Lack of facilities for disturbed children

Deficient state responsibility for youth offenders
Inadequate homes for juvenile delinquents
Juvenile probation
Decreasing residential care for juvenile criminal offenders
Lack of community care for delinquent teens
Prohibitive cost of reform schools
Decrease of correctional institutions for youth offenders
Inadequate care for juvenile delinquents and disturbed children may be the result of institutional, governmental or personal financial inability to pay for costly residential homes. Although some view the cost of sending a child to a correctional institution as an investment against future prison and psychiatric bills, many families of juvenile offenders are either too poor or disinterested to raise the finances required. A great number of disturbed children are products of dysfunctional and abusive families. Many charitable reform institutions, despite good intentions, are unable to function without adequate finances.

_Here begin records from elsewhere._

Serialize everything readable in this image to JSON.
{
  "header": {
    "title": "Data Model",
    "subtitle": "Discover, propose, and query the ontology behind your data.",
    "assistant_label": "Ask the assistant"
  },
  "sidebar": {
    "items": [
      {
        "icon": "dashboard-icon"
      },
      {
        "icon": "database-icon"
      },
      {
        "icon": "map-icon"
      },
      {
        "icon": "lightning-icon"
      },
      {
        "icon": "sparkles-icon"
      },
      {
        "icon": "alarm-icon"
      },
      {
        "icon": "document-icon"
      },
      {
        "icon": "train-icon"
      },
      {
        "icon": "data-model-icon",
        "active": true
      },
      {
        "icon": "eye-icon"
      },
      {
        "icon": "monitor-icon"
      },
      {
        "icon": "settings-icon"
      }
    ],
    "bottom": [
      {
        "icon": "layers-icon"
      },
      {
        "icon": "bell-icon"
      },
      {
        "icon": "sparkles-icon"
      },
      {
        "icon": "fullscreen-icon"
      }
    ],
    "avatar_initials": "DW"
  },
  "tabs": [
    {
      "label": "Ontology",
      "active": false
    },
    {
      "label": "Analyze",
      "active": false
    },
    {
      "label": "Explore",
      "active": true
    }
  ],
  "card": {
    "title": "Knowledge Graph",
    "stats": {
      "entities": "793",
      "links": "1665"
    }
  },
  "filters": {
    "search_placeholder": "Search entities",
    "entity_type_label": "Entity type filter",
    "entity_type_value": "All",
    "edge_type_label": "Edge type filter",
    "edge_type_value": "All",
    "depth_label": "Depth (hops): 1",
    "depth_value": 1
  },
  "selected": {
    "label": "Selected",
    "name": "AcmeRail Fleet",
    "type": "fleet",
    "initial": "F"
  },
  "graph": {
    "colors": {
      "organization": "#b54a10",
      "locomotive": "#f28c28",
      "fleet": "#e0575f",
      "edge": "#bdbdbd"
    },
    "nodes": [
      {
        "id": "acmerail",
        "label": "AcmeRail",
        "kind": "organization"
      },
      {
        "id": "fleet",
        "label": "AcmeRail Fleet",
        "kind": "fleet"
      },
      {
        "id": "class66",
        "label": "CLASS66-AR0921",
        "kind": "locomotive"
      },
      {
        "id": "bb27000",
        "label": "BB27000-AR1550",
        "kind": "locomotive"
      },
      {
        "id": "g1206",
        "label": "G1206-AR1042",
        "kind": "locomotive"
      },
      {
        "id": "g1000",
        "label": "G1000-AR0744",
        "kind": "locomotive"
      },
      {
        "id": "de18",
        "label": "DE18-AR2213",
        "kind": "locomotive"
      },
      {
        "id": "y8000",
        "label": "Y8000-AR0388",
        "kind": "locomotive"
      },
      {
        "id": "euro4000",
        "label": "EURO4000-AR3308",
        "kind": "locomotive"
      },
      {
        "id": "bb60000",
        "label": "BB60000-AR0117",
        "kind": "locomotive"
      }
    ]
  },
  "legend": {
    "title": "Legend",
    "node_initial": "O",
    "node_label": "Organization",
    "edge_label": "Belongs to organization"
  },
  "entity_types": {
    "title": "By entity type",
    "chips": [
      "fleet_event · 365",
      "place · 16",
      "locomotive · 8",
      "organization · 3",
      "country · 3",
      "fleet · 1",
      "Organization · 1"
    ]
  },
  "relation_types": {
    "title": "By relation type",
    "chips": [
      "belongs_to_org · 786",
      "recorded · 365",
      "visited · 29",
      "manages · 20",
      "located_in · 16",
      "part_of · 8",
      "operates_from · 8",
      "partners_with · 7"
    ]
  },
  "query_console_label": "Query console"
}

According to a 1993 UK report, 15 independent and charitable schools for some of the country's most disturbed children closed within 18 months due to financial problems. In 1993, the annual cost of enrolment at residential schools for juvenile delinquents was between £27,000 and £40,000.
Aggravated by 
(F) Fuzzy exceptional problems